When writing an application, one may want to make it interface with some web based backend. More specifically, I’ll show how simple it is to send HTTP requests using Swift to a PHP based website and obtain a reply.
The process is actually really simple:
- Generate a NSMutableURLRequest; mutable since you’ll have to set its properties later
- Set the request’s HTTPMethod; that will be POST or GET depending on how you interface with the backend
- Set the request’s HTTPBody; by creating a data String and converting it into an NSData object
- Pass the request to a NSURLSession; using the dataTaskWithRequest() function as it will call its completion handler when finished
- Define the content of the completion handler (if needed); to obtain the reply and check for errors

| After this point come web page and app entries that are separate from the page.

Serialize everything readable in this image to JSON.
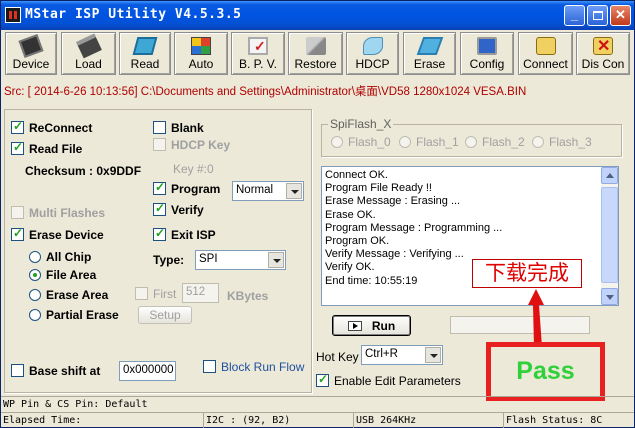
{
  "window": {
    "title": "MStar ISP Utility V4.5.3.5"
  },
  "toolbar": [
    {
      "label": "Device",
      "icon": "chip-icon"
    },
    {
      "label": "Load",
      "icon": "chip-load-icon"
    },
    {
      "label": "Read",
      "icon": "read-board-icon"
    },
    {
      "label": "Auto",
      "icon": "auto-color-icon"
    },
    {
      "label": "B. P. V.",
      "icon": "checkmark-icon"
    },
    {
      "label": "Restore",
      "icon": "restore-icon"
    },
    {
      "label": "HDCP",
      "icon": "hdcp-key-icon"
    },
    {
      "label": "Erase",
      "icon": "eraser-icon"
    },
    {
      "label": "Config",
      "icon": "monitor-config-icon"
    },
    {
      "label": "Connect",
      "icon": "connect-plug-icon"
    },
    {
      "label": "Dis Con",
      "icon": "disconnect-icon"
    }
  ],
  "source": {
    "text": "Src: [ 2014-6-26 10:13:56]  C:\\Documents and Settings\\Administrator\\桌面\\VD58 1280x1024 VESA.BIN"
  },
  "options": {
    "reconnect": {
      "label": "ReConnect",
      "checked": true
    },
    "read_file": {
      "label": "Read File",
      "checked": true
    },
    "checksum": "Checksum : 0x9DDF",
    "blank": {
      "label": "Blank",
      "checked": false
    },
    "hdcp_key": {
      "label": "HDCP Key",
      "checked": false
    },
    "key_index": "Key #:0",
    "program": {
      "label": "Program",
      "checked": true
    },
    "program_mode": "Normal",
    "verify": {
      "label": "Verify",
      "checked": true
    },
    "multi_flashes": {
      "label": "Multi Flashes",
      "checked": false
    },
    "erase_device": {
      "label": "Erase Device",
      "checked": true
    },
    "exit_isp": {
      "label": "Exit ISP",
      "checked": true
    },
    "type_label": "Type:",
    "type_value": "SPI",
    "erase_modes": [
      {
        "label": "All Chip",
        "selected": false
      },
      {
        "label": "File Area",
        "selected": true
      },
      {
        "label": "Erase Area",
        "selected": false
      },
      {
        "label": "Partial Erase",
        "selected": false
      }
    ],
    "first": {
      "label": "First",
      "checked": false
    },
    "first_value": "512",
    "kbytes": "KBytes",
    "setup_label": "Setup",
    "base_shift": {
      "label": "Base shift at",
      "checked": false
    },
    "base_shift_value": "0x000000",
    "block_run_flow": {
      "label": "Block Run Flow",
      "checked": false
    }
  },
  "spiflash": {
    "title": "SpiFlash_X",
    "options": [
      "Flash_0",
      "Flash_1",
      "Flash_2",
      "Flash_3"
    ]
  },
  "log": [
    "Connect OK.",
    "Program File Ready !!",
    "Erase Message : Erasing ...",
    "Erase OK.",
    "Program Message : Programming ...",
    "Program OK.",
    "Verify Message : Verifying ...",
    "Verify OK.",
    "End time: 10:55:19"
  ],
  "run_label": "Run",
  "hotkey": {
    "label": "Hot Key",
    "value": "Ctrl+R"
  },
  "enable_edit": {
    "label": "Enable Edit Parameters",
    "checked": true
  },
  "annotations": {
    "download_complete": "下载完成",
    "pass": "Pass",
    "colors": {
      "annotation_red": "#e00000",
      "pass_green": "#2fd03a"
    }
  },
  "status": {
    "pins": "WP Pin & CS Pin: Default",
    "elapsed": "Elapsed Time:",
    "i2c": "I2C :  (92, B2)",
    "usb": "USB  264KHz",
    "flash_status": "Flash Status: 8C"
  }
}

I’ve been coding on a Swift project recently where I develop a small app that has a preferences window. This preferences windows is supposed to be very small and not take up much screen space, so I decided to drop the title bar. But how do you hide and move it now? That’s what I’ll show here…
NumPy is a package that provides cool and simple functionality for n-dimensional array manipulation. I come from a MATLAB® background, so I wanted to try something easy, yet the results were not as I expected. It’s concerning simple vector multiplication, i.e. using the dot-product. Whereas in MATLAB® the that the two operands are used matters in what the result will be, NumPy seemed to be a bit picky when it came to it. Thanks to stackoverflow I finally understood my confusion and this short post may help someone equally stuck.

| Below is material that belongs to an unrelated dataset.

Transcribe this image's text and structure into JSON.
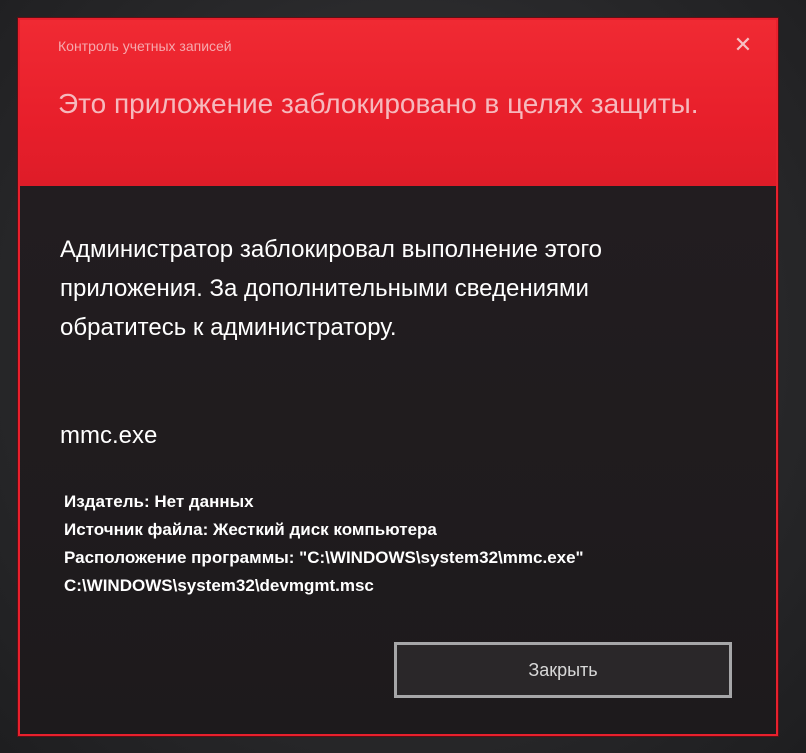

For our research on electricity networks work we utilise a BDS licensed power system simulator, a.k.a. OpenDSS (link). This simulation platform receives sequential instructions that first define the equipment properties (i.e. define line, load and transformer specifications), then assign the asset placement (i.e. define the netlist) and then simulates the whole thing. Up until now we only implemented two means of interacting with OpenDSS. One is to generate a big bunch of files that are collated in a common master.dss file. Doing this limits the spectrum of our research to OpenDSS’s inherent capabilities and would not be sufficient for dynamic time series analysis. The more flexible approach was to use MATLAB® which can interact with OpenDSS through a registered Component Object Model (COM) server. With all the functionality that MATLAB brings as well as the capabilities of OpenDSS this seemed like a perfect combination. But now we want to take it even further and implement computer science (CS) based solving mechanisms on real communications protocols, yet these may only be simulated in MATLAB®. So I decided to give Python a try as it seems to be able to interact with OpenDSS in a similar fashion, yet with all its packages makes CS life a hell of a lot easier. So let’s see how I got started with that.

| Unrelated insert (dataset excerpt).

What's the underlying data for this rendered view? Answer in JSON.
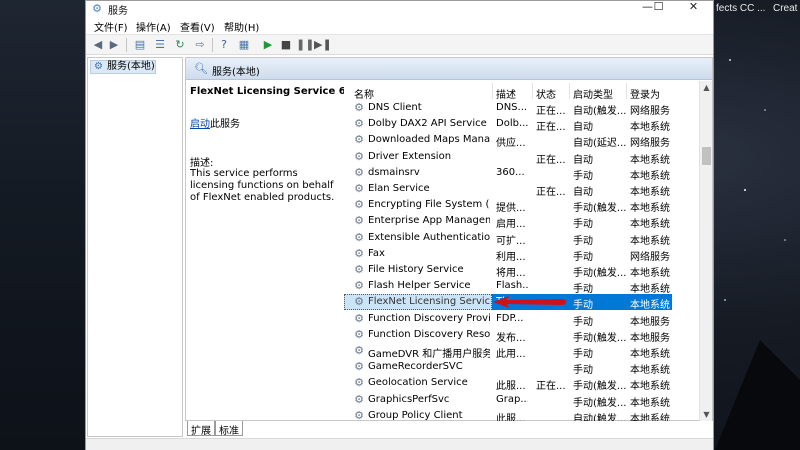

Working with objects once a project becomes sufficiently complex makes it much easier to keep track of things. MATLAB® (a.k.a. MATrix LABoratory) is a nice product by a company called MathWorks that makes matrix manipulation incredibly easy. For us engineers and academics it is the standard goto, regardless if we need to rapid prototype some functionality or develop a complex and convoluted system. Only recently did I discover a whole hidden side of MATLAB®: classes! And because I am an incredibly big fan of those beasts I decided to write a quick summary of how to use them.